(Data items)
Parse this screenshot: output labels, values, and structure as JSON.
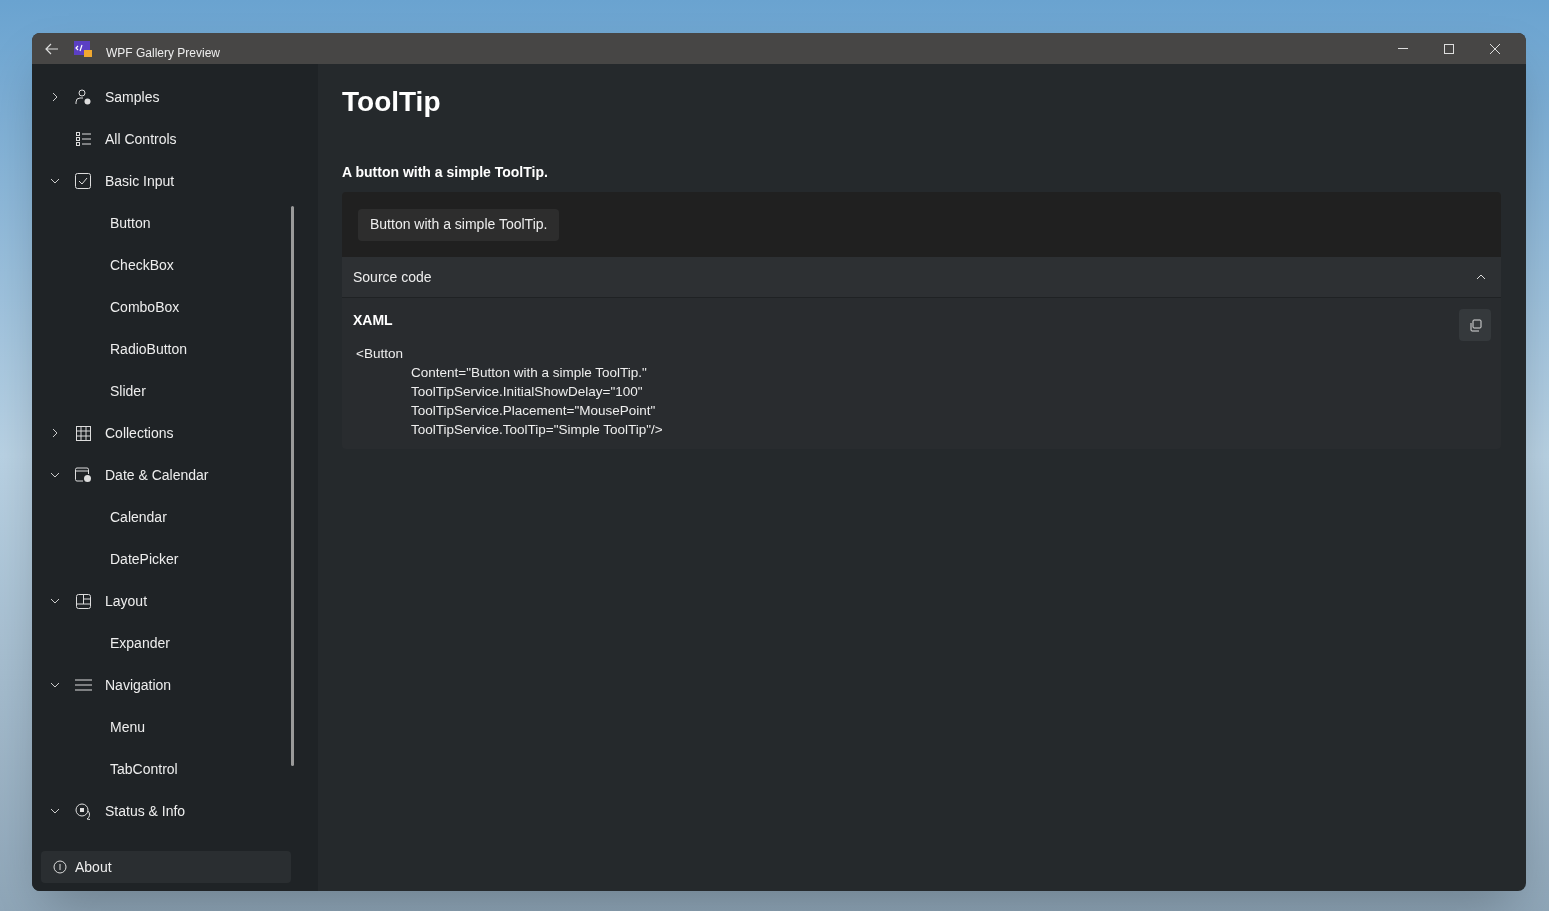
{
  "window": {
    "title": "WPF Gallery Preview"
  },
  "sidebar": {
    "items": [
      {
        "label": "Samples",
        "kind": "group",
        "expanded": false
      },
      {
        "label": "All Controls",
        "kind": "page"
      },
      {
        "label": "Basic Input",
        "kind": "group",
        "expanded": true,
        "children": [
          {
            "label": "Button"
          },
          {
            "label": "CheckBox"
          },
          {
            "label": "ComboBox"
          },
          {
            "label": "RadioButton"
          },
          {
            "label": "Slider"
          }
        ]
      },
      {
        "label": "Collections",
        "kind": "group",
        "expanded": false
      },
      {
        "label": "Date & Calendar",
        "kind": "group",
        "expanded": true,
        "children": [
          {
            "label": "Calendar"
          },
          {
            "label": "DatePicker"
          }
        ]
      },
      {
        "label": "Layout",
        "kind": "group",
        "expanded": true,
        "children": [
          {
            "label": "Expander"
          }
        ]
      },
      {
        "label": "Navigation",
        "kind": "group",
        "expanded": true,
        "children": [
          {
            "label": "Menu"
          },
          {
            "label": "TabControl"
          }
        ]
      },
      {
        "label": "Status & Info",
        "kind": "group",
        "expanded": true
      }
    ],
    "footer": {
      "label": "About"
    }
  },
  "page": {
    "title": "ToolTip",
    "example": {
      "heading": "A button with a simple ToolTip.",
      "button": "Button with a simple ToolTip.",
      "source": {
        "header": "Source code",
        "expanded": true,
        "language": "XAML",
        "code": {
          "element": "<Button",
          "attributes": [
            "Content=\"Button with a simple ToolTip.\"",
            "ToolTipService.InitialShowDelay=\"100\"",
            "ToolTipService.Placement=\"MousePoint\"",
            "ToolTipService.ToolTip=\"Simple ToolTip\"/>"
          ]
        }
      }
    }
  }
}
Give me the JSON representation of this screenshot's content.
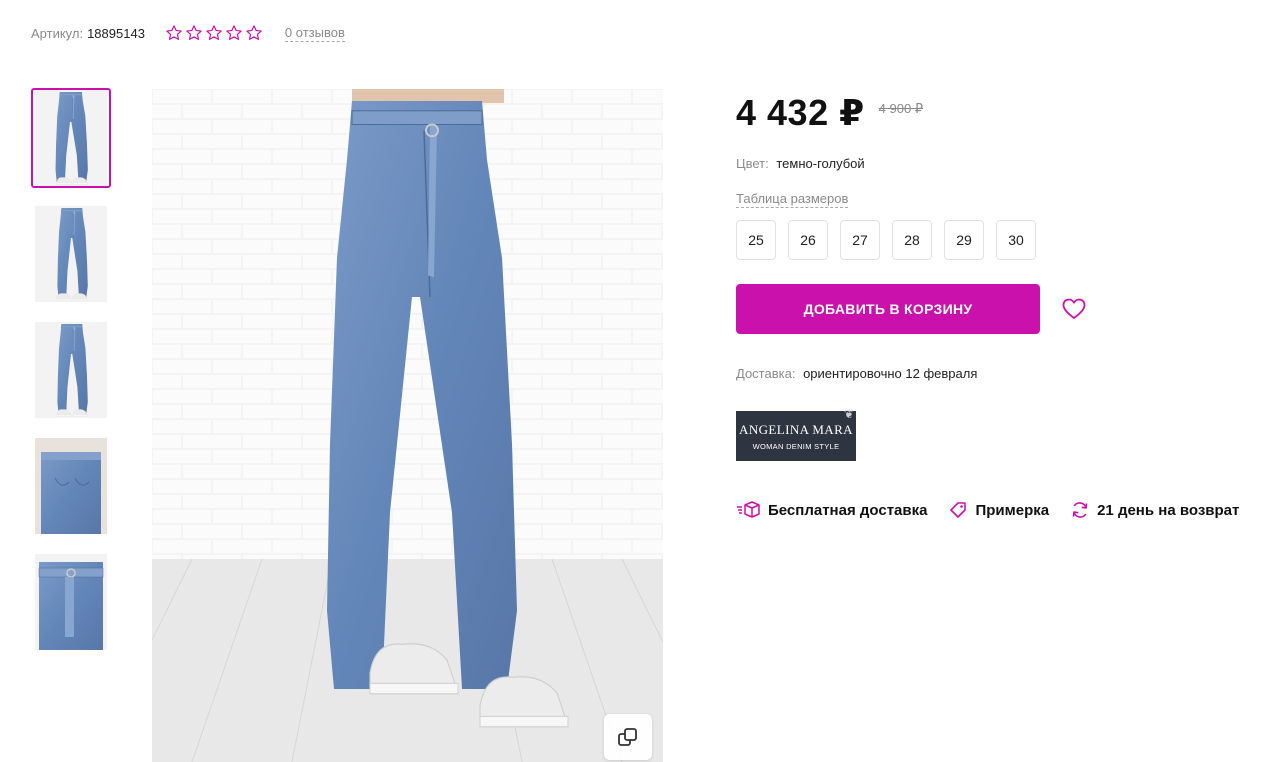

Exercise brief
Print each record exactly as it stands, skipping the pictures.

Answer below
Parse this screenshot: output labels, values, and structure as JSON.
{
  "window": {
    "title": "WPF Gallery Preview"
  },
  "sidebar": {
    "items": [
      {
        "label": "Samples",
        "kind": "group",
        "expanded": false
      },
      {
        "label": "All Controls",
        "kind": "page"
      },
      {
        "label": "Basic Input",
        "kind": "group",
        "expanded": true,
        "children": [
          {
            "label": "Button"
          },
          {
            "label": "CheckBox"
          },
          {
            "label": "ComboBox"
          },
          {
            "label": "RadioButton"
          },
          {
            "label": "Slider"
          }
        ]
      },
      {
        "label": "Collections",
        "kind": "group",
        "expanded": false
      },
      {
        "label": "Date & Calendar",
        "kind": "group",
        "expanded": true,
        "children": [
          {
            "label": "Calendar"
          },
          {
            "label": "DatePicker"
          }
        ]
      },
      {
        "label": "Layout",
        "kind": "group",
        "expanded": true,
        "children": [
          {
            "label": "Expander"
          }
        ]
      },
      {
        "label": "Navigation",
        "kind": "group",
        "expanded": true,
        "children": [
          {
            "label": "Menu"
          },
          {
            "label": "TabControl"
          }
        ]
      },
      {
        "label": "Status & Info",
        "kind": "group",
        "expanded": true
      }
    ],
    "footer": {
      "label": "About"
    }
  },
  "page": {
    "title": "ToolTip",
    "example": {
      "heading": "A button with a simple ToolTip.",
      "button": "Button with a simple ToolTip.",
      "source": {
        "header": "Source code",
        "expanded": true,
        "language": "XAML",
        "code": {
          "element": "<Button",
          "attributes": [
            "Content=\"Button with a simple ToolTip.\"",
            "ToolTipService.InitialShowDelay=\"100\"",
            "ToolTipService.Placement=\"MousePoint\"",
            "ToolTipService.ToolTip=\"Simple ToolTip\"/>"
          ]
        }
      }
    }
  }
}
Give me the JSON representation of this screenshot's content.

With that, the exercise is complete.